=== Data for review ===

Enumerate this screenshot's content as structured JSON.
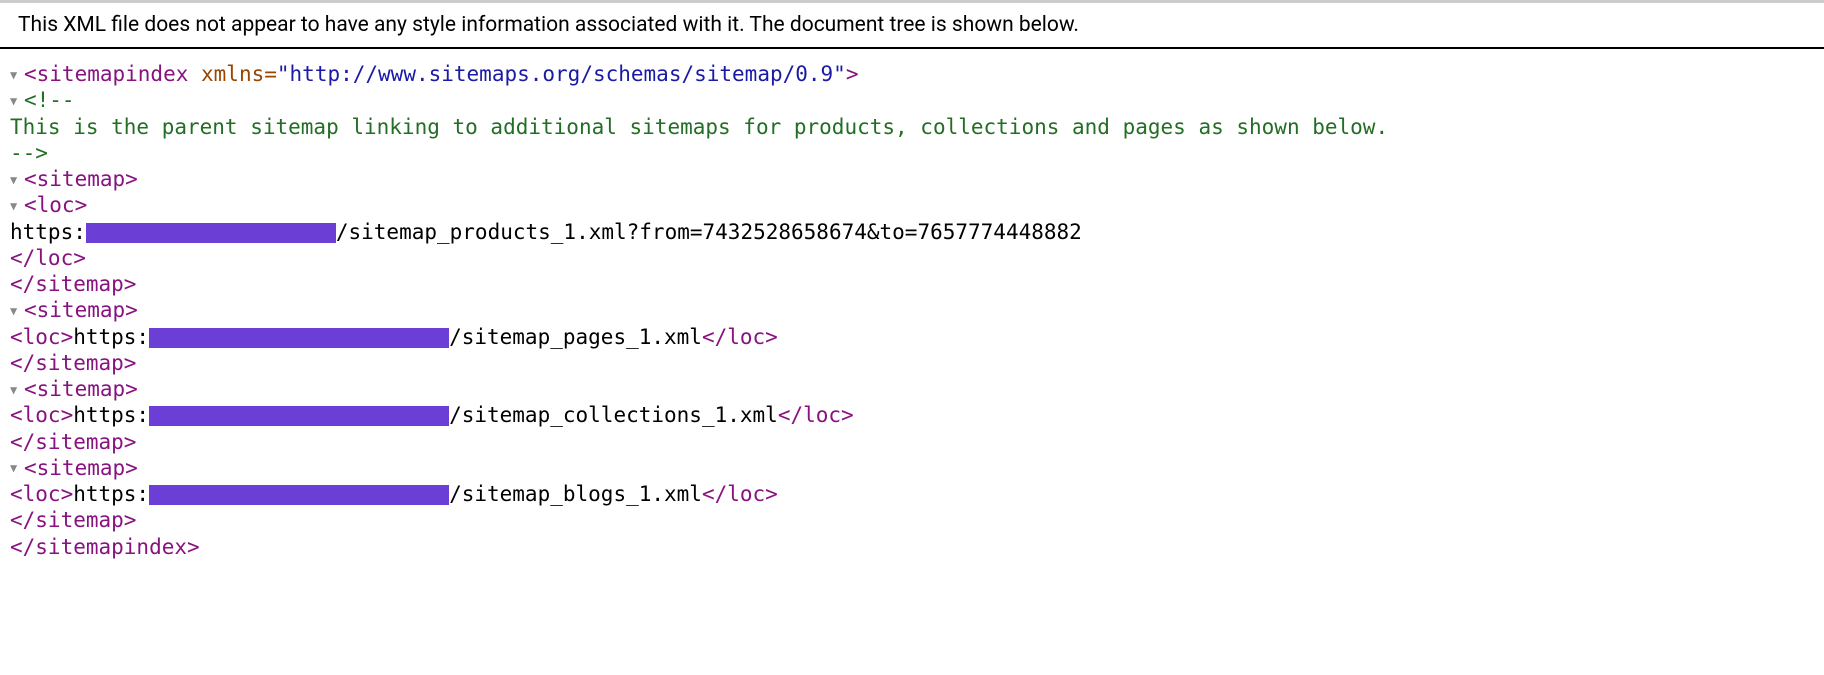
{
  "header": {
    "notice": "This XML file does not appear to have any style information associated with it. The document tree is shown below."
  },
  "xml": {
    "root_open": "<sitemapindex",
    "root_attr_name": " xmlns=",
    "root_attr_value": "\"http://www.sitemaps.org/schemas/sitemap/0.9\"",
    "root_open_end": ">",
    "root_close": "</sitemapindex>",
    "comment_open": "<!--",
    "comment_text": " This is the parent sitemap linking to additional sitemaps for products, collections and pages as shown below. ",
    "comment_close": "-->",
    "sitemap_open": "<sitemap>",
    "sitemap_close": "</sitemap>",
    "loc_open": "<loc>",
    "loc_close": "</loc>",
    "entries": [
      {
        "prefix": "https:",
        "suffix": "/sitemap_products_1.xml?from=7432528658674&to=7657774448882",
        "multiline": true
      },
      {
        "prefix": "https:",
        "suffix": "/sitemap_pages_1.xml",
        "multiline": false
      },
      {
        "prefix": "https:",
        "suffix": "/sitemap_collections_1.xml",
        "multiline": false
      },
      {
        "prefix": "https:",
        "suffix": "/sitemap_blogs_1.xml",
        "multiline": false
      }
    ]
  }
}
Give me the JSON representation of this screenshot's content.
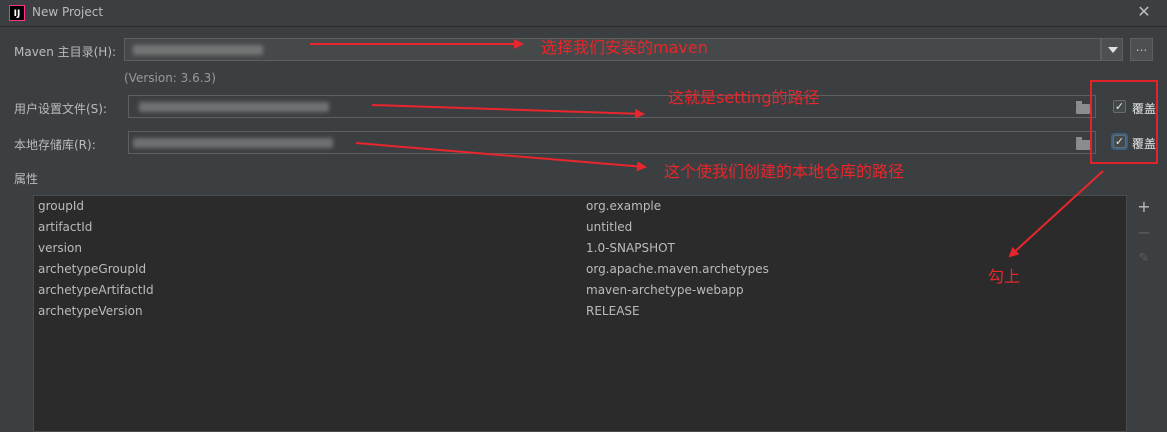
{
  "window": {
    "title": "New Project",
    "app_icon": "IJ"
  },
  "maven_home": {
    "label": "Maven 主目录(H):",
    "version": "(Version: 3.6.3)"
  },
  "user_settings": {
    "label": "用户设置文件(S):",
    "override_label": "覆盖",
    "override_checked": true
  },
  "local_repo": {
    "label": "本地存储库(R):",
    "override_label": "覆盖",
    "override_checked": true
  },
  "properties": {
    "section_label": "属性",
    "rows": [
      {
        "key": "groupId",
        "value": "org.example"
      },
      {
        "key": "artifactId",
        "value": "untitled"
      },
      {
        "key": "version",
        "value": "1.0-SNAPSHOT"
      },
      {
        "key": "archetypeGroupId",
        "value": "org.apache.maven.archetypes"
      },
      {
        "key": "archetypeArtifactId",
        "value": "maven-archetype-webapp"
      },
      {
        "key": "archetypeVersion",
        "value": "RELEASE"
      }
    ]
  },
  "toolbar": {
    "add": "+",
    "remove": "−",
    "edit": "✎"
  },
  "annotations": {
    "maven": "选择我们安装的maven",
    "setting": "这就是setting的路径",
    "repo": "这个使我们创建的本地仓库的路径",
    "check": "勾上",
    "color": "#e8262b"
  },
  "icons": {
    "close": "close-icon",
    "dropdown": "chevron-down-icon",
    "folder": "folder-icon"
  },
  "browse_label": "..."
}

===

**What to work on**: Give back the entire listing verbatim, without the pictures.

**Expected output**:
Enumerate this screenshot's content as structured JSON.
{
  "header": {
    "notice": "This XML file does not appear to have any style information associated with it. The document tree is shown below."
  },
  "xml": {
    "root_open": "<sitemapindex",
    "root_attr_name": " xmlns=",
    "root_attr_value": "\"http://www.sitemaps.org/schemas/sitemap/0.9\"",
    "root_open_end": ">",
    "root_close": "</sitemapindex>",
    "comment_open": "<!--",
    "comment_text": " This is the parent sitemap linking to additional sitemaps for products, collections and pages as shown below. ",
    "comment_close": "-->",
    "sitemap_open": "<sitemap>",
    "sitemap_close": "</sitemap>",
    "loc_open": "<loc>",
    "loc_close": "</loc>",
    "entries": [
      {
        "prefix": "https:",
        "suffix": "/sitemap_products_1.xml?from=7432528658674&to=7657774448882",
        "multiline": true
      },
      {
        "prefix": "https:",
        "suffix": "/sitemap_pages_1.xml",
        "multiline": false
      },
      {
        "prefix": "https:",
        "suffix": "/sitemap_collections_1.xml",
        "multiline": false
      },
      {
        "prefix": "https:",
        "suffix": "/sitemap_blogs_1.xml",
        "multiline": false
      }
    ]
  }
}
Give me the JSON representation of this screenshot's content.
{
  "window": {
    "title": "New Project",
    "app_icon": "IJ"
  },
  "maven_home": {
    "label": "Maven 主目录(H):",
    "version": "(Version: 3.6.3)"
  },
  "user_settings": {
    "label": "用户设置文件(S):",
    "override_label": "覆盖",
    "override_checked": true
  },
  "local_repo": {
    "label": "本地存储库(R):",
    "override_label": "覆盖",
    "override_checked": true
  },
  "properties": {
    "section_label": "属性",
    "rows": [
      {
        "key": "groupId",
        "value": "org.example"
      },
      {
        "key": "artifactId",
        "value": "untitled"
      },
      {
        "key": "version",
        "value": "1.0-SNAPSHOT"
      },
      {
        "key": "archetypeGroupId",
        "value": "org.apache.maven.archetypes"
      },
      {
        "key": "archetypeArtifactId",
        "value": "maven-archetype-webapp"
      },
      {
        "key": "archetypeVersion",
        "value": "RELEASE"
      }
    ]
  },
  "toolbar": {
    "add": "+",
    "remove": "−",
    "edit": "✎"
  },
  "annotations": {
    "maven": "选择我们安装的maven",
    "setting": "这就是setting的路径",
    "repo": "这个使我们创建的本地仓库的路径",
    "check": "勾上",
    "color": "#e8262b"
  },
  "icons": {
    "close": "close-icon",
    "dropdown": "chevron-down-icon",
    "folder": "folder-icon"
  },
  "browse_label": "..."
}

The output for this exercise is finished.